# Exercise directions
Only lines with the word "into" belong in the answer; copy them from the records below.
Exercise materials: Begin
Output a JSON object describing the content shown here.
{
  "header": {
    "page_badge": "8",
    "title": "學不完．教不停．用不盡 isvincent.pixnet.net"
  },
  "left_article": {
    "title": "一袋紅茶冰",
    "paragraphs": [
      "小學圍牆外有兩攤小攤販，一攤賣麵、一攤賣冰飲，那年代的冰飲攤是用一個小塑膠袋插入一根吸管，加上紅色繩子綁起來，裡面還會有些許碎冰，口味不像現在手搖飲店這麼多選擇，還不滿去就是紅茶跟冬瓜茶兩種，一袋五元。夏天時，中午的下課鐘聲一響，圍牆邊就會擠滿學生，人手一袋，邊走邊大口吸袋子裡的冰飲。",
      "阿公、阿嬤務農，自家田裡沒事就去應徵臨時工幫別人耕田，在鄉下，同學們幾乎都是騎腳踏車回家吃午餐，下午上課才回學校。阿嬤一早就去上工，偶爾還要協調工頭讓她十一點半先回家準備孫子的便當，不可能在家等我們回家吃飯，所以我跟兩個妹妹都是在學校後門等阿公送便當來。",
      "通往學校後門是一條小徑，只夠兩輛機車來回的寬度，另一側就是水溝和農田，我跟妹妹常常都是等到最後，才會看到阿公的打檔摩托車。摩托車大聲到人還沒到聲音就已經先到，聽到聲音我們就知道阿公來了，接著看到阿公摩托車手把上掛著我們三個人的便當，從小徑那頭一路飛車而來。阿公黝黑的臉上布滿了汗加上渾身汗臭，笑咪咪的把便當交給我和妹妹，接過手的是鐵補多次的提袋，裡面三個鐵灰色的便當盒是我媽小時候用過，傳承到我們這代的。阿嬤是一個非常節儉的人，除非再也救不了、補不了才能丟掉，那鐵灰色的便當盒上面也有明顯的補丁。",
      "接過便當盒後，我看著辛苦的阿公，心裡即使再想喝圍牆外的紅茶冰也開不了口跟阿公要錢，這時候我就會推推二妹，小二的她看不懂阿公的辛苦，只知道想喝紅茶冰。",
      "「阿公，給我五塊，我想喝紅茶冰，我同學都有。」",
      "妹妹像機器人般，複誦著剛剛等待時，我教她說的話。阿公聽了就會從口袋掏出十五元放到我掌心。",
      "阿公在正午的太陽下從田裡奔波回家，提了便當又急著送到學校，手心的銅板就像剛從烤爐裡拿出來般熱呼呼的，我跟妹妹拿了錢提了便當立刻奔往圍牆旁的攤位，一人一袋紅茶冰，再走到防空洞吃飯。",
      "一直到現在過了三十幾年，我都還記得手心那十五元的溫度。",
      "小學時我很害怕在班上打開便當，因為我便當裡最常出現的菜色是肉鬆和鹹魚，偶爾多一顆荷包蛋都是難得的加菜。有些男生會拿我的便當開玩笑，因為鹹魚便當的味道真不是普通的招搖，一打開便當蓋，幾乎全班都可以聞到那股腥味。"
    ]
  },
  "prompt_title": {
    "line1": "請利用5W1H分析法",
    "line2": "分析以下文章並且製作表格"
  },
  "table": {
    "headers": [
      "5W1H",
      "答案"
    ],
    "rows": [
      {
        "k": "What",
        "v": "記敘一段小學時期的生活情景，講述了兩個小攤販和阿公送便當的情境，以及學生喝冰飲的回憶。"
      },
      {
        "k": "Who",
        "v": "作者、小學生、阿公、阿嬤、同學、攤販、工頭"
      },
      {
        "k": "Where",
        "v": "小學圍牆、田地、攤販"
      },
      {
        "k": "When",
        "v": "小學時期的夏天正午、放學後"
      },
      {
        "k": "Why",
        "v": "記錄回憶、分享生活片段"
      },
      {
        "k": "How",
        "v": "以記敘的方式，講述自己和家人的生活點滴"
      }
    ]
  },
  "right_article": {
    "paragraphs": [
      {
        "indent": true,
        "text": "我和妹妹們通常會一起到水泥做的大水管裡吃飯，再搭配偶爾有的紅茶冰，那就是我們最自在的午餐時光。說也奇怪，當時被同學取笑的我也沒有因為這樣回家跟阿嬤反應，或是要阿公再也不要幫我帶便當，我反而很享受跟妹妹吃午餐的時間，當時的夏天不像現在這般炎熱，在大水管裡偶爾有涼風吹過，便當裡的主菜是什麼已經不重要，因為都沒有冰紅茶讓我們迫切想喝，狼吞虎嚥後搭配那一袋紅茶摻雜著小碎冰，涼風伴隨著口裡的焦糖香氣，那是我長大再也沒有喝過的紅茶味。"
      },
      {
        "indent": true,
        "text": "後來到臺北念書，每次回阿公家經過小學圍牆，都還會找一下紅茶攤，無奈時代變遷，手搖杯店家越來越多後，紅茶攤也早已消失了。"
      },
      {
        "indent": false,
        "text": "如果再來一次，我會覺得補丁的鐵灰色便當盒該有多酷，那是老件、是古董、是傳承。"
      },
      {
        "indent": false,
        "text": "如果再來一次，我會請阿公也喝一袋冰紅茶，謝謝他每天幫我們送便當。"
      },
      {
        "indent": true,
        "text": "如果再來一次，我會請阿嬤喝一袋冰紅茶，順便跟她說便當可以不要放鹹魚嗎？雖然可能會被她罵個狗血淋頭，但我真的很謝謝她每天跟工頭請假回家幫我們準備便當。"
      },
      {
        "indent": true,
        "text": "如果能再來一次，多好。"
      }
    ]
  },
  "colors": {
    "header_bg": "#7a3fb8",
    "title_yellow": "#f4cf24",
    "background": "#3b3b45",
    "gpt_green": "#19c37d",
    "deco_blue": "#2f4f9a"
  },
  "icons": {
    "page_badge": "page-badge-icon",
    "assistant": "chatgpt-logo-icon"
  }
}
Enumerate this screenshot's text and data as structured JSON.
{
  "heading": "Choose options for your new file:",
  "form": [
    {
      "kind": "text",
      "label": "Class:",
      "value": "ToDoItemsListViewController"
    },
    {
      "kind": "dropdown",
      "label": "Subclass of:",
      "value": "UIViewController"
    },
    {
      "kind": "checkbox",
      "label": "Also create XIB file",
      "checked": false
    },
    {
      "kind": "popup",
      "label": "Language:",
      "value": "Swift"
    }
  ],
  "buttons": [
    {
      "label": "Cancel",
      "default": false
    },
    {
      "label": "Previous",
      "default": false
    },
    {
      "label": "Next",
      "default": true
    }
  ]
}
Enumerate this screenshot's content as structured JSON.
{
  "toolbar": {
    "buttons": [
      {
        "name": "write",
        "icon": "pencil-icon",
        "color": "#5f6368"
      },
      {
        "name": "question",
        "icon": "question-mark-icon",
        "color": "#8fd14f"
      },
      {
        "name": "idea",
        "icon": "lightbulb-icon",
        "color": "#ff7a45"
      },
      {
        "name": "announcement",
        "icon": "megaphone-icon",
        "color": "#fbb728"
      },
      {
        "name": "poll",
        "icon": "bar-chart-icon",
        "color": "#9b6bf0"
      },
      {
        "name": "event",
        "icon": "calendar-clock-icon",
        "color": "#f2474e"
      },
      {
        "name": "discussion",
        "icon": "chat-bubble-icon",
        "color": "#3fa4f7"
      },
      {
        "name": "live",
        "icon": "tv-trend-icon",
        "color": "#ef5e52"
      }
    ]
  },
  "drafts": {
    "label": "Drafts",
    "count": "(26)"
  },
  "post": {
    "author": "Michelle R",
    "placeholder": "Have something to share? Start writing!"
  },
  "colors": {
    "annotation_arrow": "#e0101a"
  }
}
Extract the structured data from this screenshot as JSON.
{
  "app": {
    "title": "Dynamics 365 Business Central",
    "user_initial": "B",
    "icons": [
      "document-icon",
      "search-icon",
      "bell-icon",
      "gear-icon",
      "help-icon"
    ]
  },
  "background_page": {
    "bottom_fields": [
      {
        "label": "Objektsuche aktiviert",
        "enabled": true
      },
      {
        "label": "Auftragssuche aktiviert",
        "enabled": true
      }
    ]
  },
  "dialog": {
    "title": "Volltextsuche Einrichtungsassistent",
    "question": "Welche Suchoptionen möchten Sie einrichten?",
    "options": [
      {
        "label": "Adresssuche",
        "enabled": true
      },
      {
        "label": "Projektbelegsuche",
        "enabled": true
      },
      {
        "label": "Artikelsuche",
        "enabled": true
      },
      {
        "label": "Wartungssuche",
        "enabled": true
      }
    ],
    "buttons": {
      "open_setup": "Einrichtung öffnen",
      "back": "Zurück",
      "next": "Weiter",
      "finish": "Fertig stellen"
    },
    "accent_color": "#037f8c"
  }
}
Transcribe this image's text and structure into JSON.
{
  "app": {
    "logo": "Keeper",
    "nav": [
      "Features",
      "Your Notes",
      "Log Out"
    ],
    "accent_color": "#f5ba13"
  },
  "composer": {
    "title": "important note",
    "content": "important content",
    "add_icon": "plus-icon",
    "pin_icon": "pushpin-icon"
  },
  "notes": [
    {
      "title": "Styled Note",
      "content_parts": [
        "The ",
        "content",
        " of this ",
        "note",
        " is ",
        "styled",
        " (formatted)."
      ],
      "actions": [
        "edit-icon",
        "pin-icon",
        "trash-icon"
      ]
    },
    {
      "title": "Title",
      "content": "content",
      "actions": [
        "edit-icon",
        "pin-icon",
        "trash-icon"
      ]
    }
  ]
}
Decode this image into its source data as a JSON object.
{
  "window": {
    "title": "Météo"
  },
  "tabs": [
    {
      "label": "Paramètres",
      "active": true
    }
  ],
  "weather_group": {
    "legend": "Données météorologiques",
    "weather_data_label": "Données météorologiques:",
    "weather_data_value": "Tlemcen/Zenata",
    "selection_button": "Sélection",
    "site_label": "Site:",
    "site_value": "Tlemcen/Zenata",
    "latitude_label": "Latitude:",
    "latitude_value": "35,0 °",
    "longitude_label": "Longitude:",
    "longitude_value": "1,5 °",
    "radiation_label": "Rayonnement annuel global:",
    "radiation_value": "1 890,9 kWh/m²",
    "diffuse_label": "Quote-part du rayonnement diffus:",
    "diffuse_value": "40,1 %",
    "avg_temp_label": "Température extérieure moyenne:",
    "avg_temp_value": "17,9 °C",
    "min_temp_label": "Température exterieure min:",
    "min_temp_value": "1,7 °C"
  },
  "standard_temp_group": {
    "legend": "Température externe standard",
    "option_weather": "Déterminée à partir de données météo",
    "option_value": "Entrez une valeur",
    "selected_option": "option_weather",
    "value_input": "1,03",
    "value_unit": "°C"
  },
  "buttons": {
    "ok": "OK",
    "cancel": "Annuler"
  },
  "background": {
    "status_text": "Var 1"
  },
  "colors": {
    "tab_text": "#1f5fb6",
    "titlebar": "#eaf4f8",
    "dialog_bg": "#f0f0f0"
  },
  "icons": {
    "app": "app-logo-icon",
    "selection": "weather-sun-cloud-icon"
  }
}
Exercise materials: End
# Answer area
Transcribe this image's text and structure into JSON.
Decode this image into its source data as a JSON object.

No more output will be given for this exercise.